Nicely put, but I think a taste would only build an appetite for more. I'm still a mad fan, so wouldn't object to seeing more - indeed I'm thrilled when we do (they're big moments due to their rarity) - but too concrete an exploration would rob the girl of her charm. She's The Doctor's, not ours.
Re-watched two Tom Baker era Who serials: Planet of Evil and Horror of Fang Rock.
PoE : this story is pretty much a mash-up of Forbidden Planet and The Strange Case of Dr Jekyll and Mr Hyde. The Doctor and Sarah find themselves on a planet at the furthest reaches of the universe, where an expeditionary force has rub into trouble, and as usual the Doctor and companion are the chief suspects - cue getting locked up and escaping, as per usual for Classic Who.
The jungle much of the early part of the story takes place in looks pretty good, helped by the fact it was shot on film at a soundstage in Ealing, and the cast play it straight, which makes for a tense atmosphere - no joking about here. Tom and Elisabeth Sladen always had good onscreen chemistry, so that's a plus, and the story itself is not bad, but I've got to say there aren't any really fascinating or likable characters in this story - I think that hurts it a little. There are a few cheap-looking effects and horrible wardrobe decisions, but it is the lack of engaging characters and good dialogue that prevent this serial from being amongst the top-tier Classic Who stories.
HoFR: the Doctor and Leela hole-up in a lighthouse in Edwardian England, where they and refugees from a crashed ship are pitted against an invading alien threat. This is a pretty good story that uses only a few sets but makes that work for it. The effects are, well, kind of crappy, but the solid script, characterisation, and acting, make up for that. This was just before Tom Baker started going over-the-top and he's on good form here, making it one of the better Classic Who serials.
I had started The Sensorites and really liked it so far (pretty creepy), but then got overwhelmed by a lot of other stuff. Man, and I'm so close to being done with season 1.
Your post reminded me that I, too, had started The Sensorites but never finished it - something I have now rectified.
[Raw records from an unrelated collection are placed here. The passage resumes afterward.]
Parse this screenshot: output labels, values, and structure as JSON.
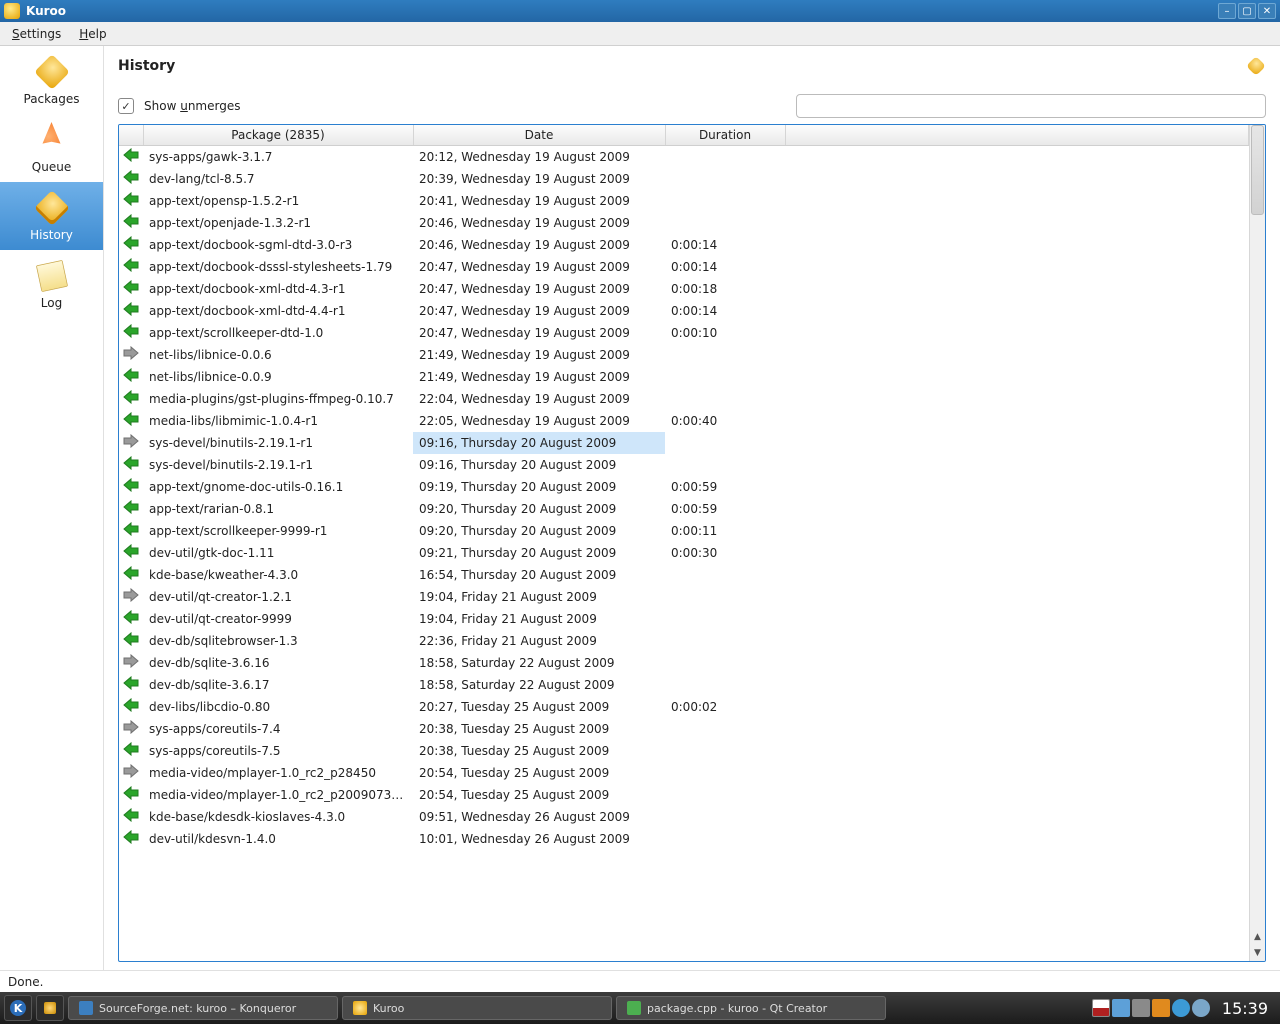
{
  "titlebar": {
    "title": "Kuroo"
  },
  "menubar": {
    "settings": "Settings",
    "help": "Help"
  },
  "sidebar": {
    "packages": "Packages",
    "queue": "Queue",
    "history": "History",
    "log": "Log"
  },
  "page": {
    "title": "History"
  },
  "filter": {
    "show_unmerges": "Show unmerges"
  },
  "columns": {
    "package": "Package (2835)",
    "date": "Date",
    "duration": "Duration"
  },
  "rows": [
    {
      "dir": "in",
      "pkg": "sys-apps/gawk-3.1.7",
      "date": "20:12, Wednesday 19 August 2009",
      "dur": ""
    },
    {
      "dir": "in",
      "pkg": "dev-lang/tcl-8.5.7",
      "date": "20:39, Wednesday 19 August 2009",
      "dur": ""
    },
    {
      "dir": "in",
      "pkg": "app-text/opensp-1.5.2-r1",
      "date": "20:41, Wednesday 19 August 2009",
      "dur": ""
    },
    {
      "dir": "in",
      "pkg": "app-text/openjade-1.3.2-r1",
      "date": "20:46, Wednesday 19 August 2009",
      "dur": ""
    },
    {
      "dir": "in",
      "pkg": "app-text/docbook-sgml-dtd-3.0-r3",
      "date": "20:46, Wednesday 19 August 2009",
      "dur": "0:00:14"
    },
    {
      "dir": "in",
      "pkg": "app-text/docbook-dsssl-stylesheets-1.79",
      "date": "20:47, Wednesday 19 August 2009",
      "dur": "0:00:14"
    },
    {
      "dir": "in",
      "pkg": "app-text/docbook-xml-dtd-4.3-r1",
      "date": "20:47, Wednesday 19 August 2009",
      "dur": "0:00:18"
    },
    {
      "dir": "in",
      "pkg": "app-text/docbook-xml-dtd-4.4-r1",
      "date": "20:47, Wednesday 19 August 2009",
      "dur": "0:00:14"
    },
    {
      "dir": "in",
      "pkg": "app-text/scrollkeeper-dtd-1.0",
      "date": "20:47, Wednesday 19 August 2009",
      "dur": "0:00:10"
    },
    {
      "dir": "out",
      "pkg": "net-libs/libnice-0.0.6",
      "date": "21:49, Wednesday 19 August 2009",
      "dur": ""
    },
    {
      "dir": "in",
      "pkg": "net-libs/libnice-0.0.9",
      "date": "21:49, Wednesday 19 August 2009",
      "dur": ""
    },
    {
      "dir": "in",
      "pkg": "media-plugins/gst-plugins-ffmpeg-0.10.7",
      "date": "22:04, Wednesday 19 August 2009",
      "dur": ""
    },
    {
      "dir": "in",
      "pkg": "media-libs/libmimic-1.0.4-r1",
      "date": "22:05, Wednesday 19 August 2009",
      "dur": "0:00:40"
    },
    {
      "dir": "out",
      "pkg": "sys-devel/binutils-2.19.1-r1",
      "date": "09:16, Thursday 20 August 2009",
      "dur": "",
      "hl": true
    },
    {
      "dir": "in",
      "pkg": "sys-devel/binutils-2.19.1-r1",
      "date": "09:16, Thursday 20 August 2009",
      "dur": ""
    },
    {
      "dir": "in",
      "pkg": "app-text/gnome-doc-utils-0.16.1",
      "date": "09:19, Thursday 20 August 2009",
      "dur": "0:00:59"
    },
    {
      "dir": "in",
      "pkg": "app-text/rarian-0.8.1",
      "date": "09:20, Thursday 20 August 2009",
      "dur": "0:00:59"
    },
    {
      "dir": "in",
      "pkg": "app-text/scrollkeeper-9999-r1",
      "date": "09:20, Thursday 20 August 2009",
      "dur": "0:00:11"
    },
    {
      "dir": "in",
      "pkg": "dev-util/gtk-doc-1.11",
      "date": "09:21, Thursday 20 August 2009",
      "dur": "0:00:30"
    },
    {
      "dir": "in",
      "pkg": "kde-base/kweather-4.3.0",
      "date": "16:54, Thursday 20 August 2009",
      "dur": ""
    },
    {
      "dir": "out",
      "pkg": "dev-util/qt-creator-1.2.1",
      "date": "19:04, Friday 21 August 2009",
      "dur": ""
    },
    {
      "dir": "in",
      "pkg": "dev-util/qt-creator-9999",
      "date": "19:04, Friday 21 August 2009",
      "dur": ""
    },
    {
      "dir": "in",
      "pkg": "dev-db/sqlitebrowser-1.3",
      "date": "22:36, Friday 21 August 2009",
      "dur": ""
    },
    {
      "dir": "out",
      "pkg": "dev-db/sqlite-3.6.16",
      "date": "18:58, Saturday 22 August 2009",
      "dur": ""
    },
    {
      "dir": "in",
      "pkg": "dev-db/sqlite-3.6.17",
      "date": "18:58, Saturday 22 August 2009",
      "dur": ""
    },
    {
      "dir": "in",
      "pkg": "dev-libs/libcdio-0.80",
      "date": "20:27, Tuesday 25 August 2009",
      "dur": "0:00:02"
    },
    {
      "dir": "out",
      "pkg": "sys-apps/coreutils-7.4",
      "date": "20:38, Tuesday 25 August 2009",
      "dur": ""
    },
    {
      "dir": "in",
      "pkg": "sys-apps/coreutils-7.5",
      "date": "20:38, Tuesday 25 August 2009",
      "dur": ""
    },
    {
      "dir": "out",
      "pkg": "media-video/mplayer-1.0_rc2_p28450",
      "date": "20:54, Tuesday 25 August 2009",
      "dur": ""
    },
    {
      "dir": "in",
      "pkg": "media-video/mplayer-1.0_rc2_p2009073…",
      "date": "20:54, Tuesday 25 August 2009",
      "dur": ""
    },
    {
      "dir": "in",
      "pkg": "kde-base/kdesdk-kioslaves-4.3.0",
      "date": "09:51, Wednesday 26 August 2009",
      "dur": ""
    },
    {
      "dir": "in",
      "pkg": "dev-util/kdesvn-1.4.0",
      "date": "10:01, Wednesday 26 August 2009",
      "dur": ""
    }
  ],
  "status": {
    "message": "Done."
  },
  "taskbar": {
    "t1": "SourceForge.net: kuroo – Konqueror",
    "t2": "Kuroo",
    "t3": "package.cpp - kuroo - Qt Creator",
    "clock": "15:39"
  },
  "tray": {
    "flag": "#b02020",
    "net": "#5da0d8",
    "snd": "#8a8a8a",
    "upd": "#e08a1e",
    "browser": "#3c9ad6",
    "info": "#7aa6c8"
  }
}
The Sensorites themselves are very creepy at the beginning, but are revealed to be kind of dorky by episode three. I thought Susan's telepathic powers were an interesting addition to the show, paving the way for all Gallifreyans to be retconned as mildly telepathic, and of course we also get Susan describing her home planet, later to be named Gallifrey, which is interesting. Not my favourite of the First Doctor's serials, but it definitely has things that stop it from feeling disposable.
The serial following that is The Reign of Terror, and that is another story I got a few episodes into but never finished - and I see it has some episodes missing, too.
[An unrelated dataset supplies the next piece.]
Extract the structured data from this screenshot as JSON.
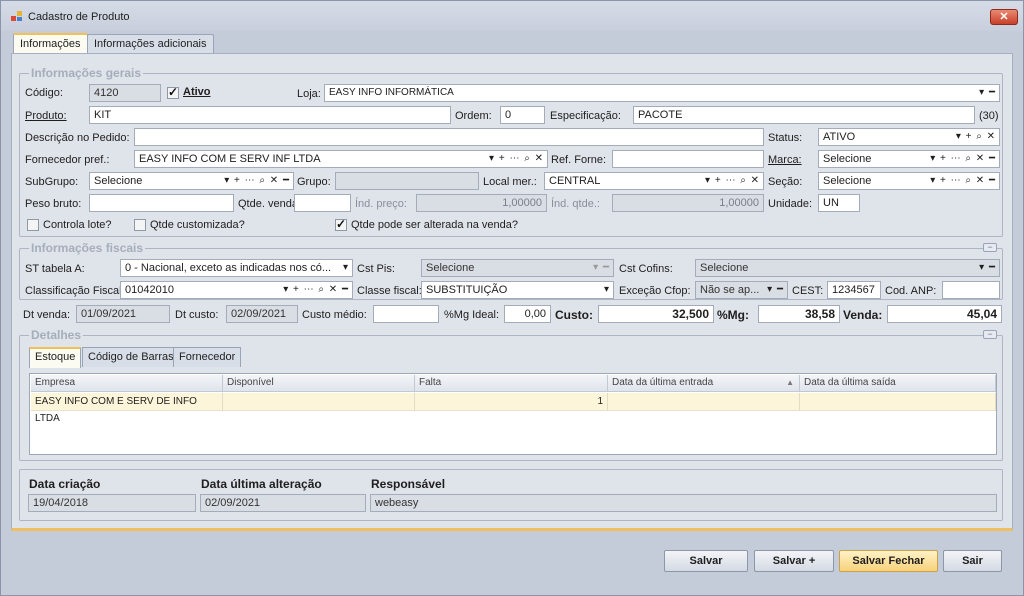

I've just bought fan-favourite The Seeds of Doom on DVD - didn't really appreciate it the last time I saw it, but I'm hoping this time around I'll warm to it more. I just seem to be in a Tom Baker mood at the moment.